Once the Christmas lights, ornaments and knickknacks were packed back in the basement and the college football bowl games over, I was struck by a very strange thought: our government tells us what we can and can't eat.
Perhaps you've read about it: The New York City Council's ban of food containing trans fat. And the bans that may follow in other towns, and for other foods. In fact, heaven forbid, for my favorite food, the kind that grows on the Liberty Tree.
Maybe I was snacking more than I should have been during the holidays, especially when my teams were losing. (And I may sue the inventor of Hello Dolly's). But my vice doesn't make a virtue of the Big Apple's totalitarianism. Even Orwell's Big Brother permitted Winston Smith to smoke cigarettes and drink gin!
Sure, trans fat isn't good for people. I get that. But the same goes for soda and cotton candy. And butter. The point is that in a free society, what one puts into one's mouth is each person's responsibility, each person's right.
On the other hand, rights schmights, why not just outlaw being fat? Those of us whose percentage of body fat goes above a certain threshold would be sent to camps where we could concentrate on losing weight.
We could call these "concentration camps."
The Yellow Star Proposal
But, as we enter 2007, fatty foods and eaters' rights aren't the only targets of nanny-state politicians: they are attacking our delicious democracy, too.
Legislators and entrenched lobbies in a number of states are proposing that the voter initiative process be gutted, fried and devoured. Why? Those states' citizens showed the temerity to threaten them with initiatives to cap state spending growth.
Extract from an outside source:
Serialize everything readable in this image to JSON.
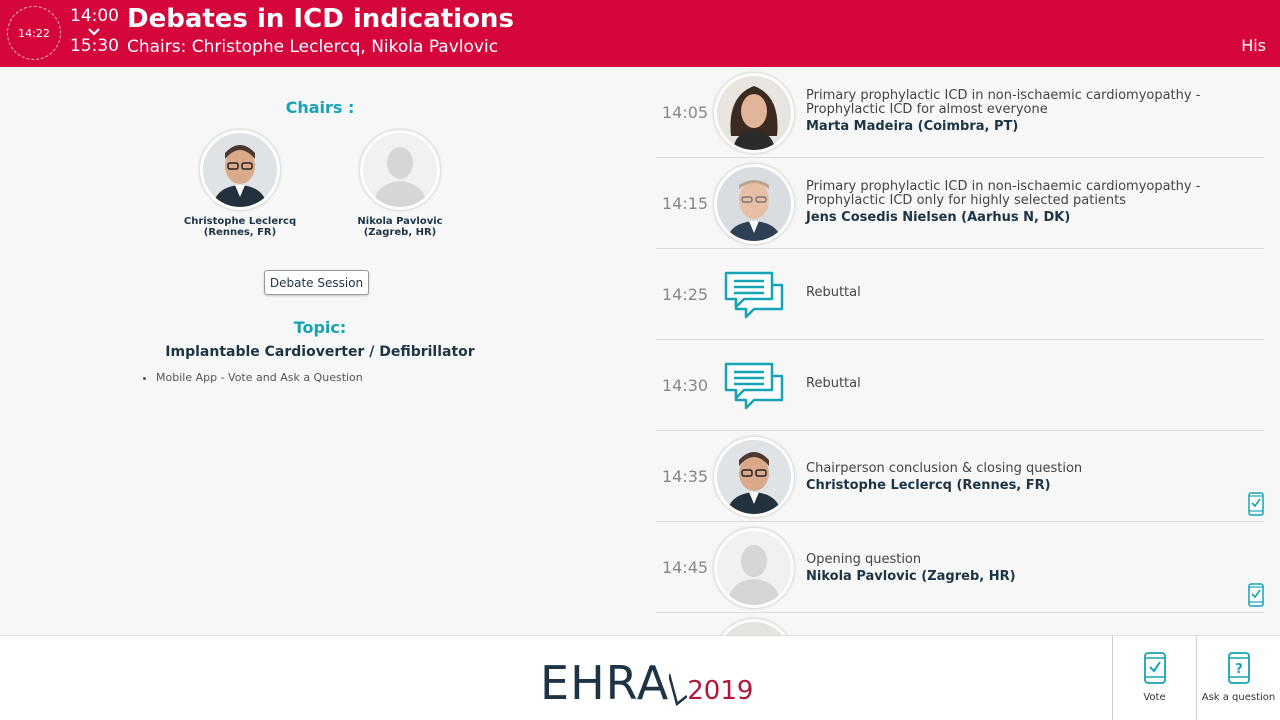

• A new group comprised entirely of Michigan's political high and mighty, amusingly called "Citizens for Michigan," has proposed doing away with voter initiatives entirely. Barring complete abolition, they suggest that legislators should at least be given the power to veto any measure proposed by Michigan citizens.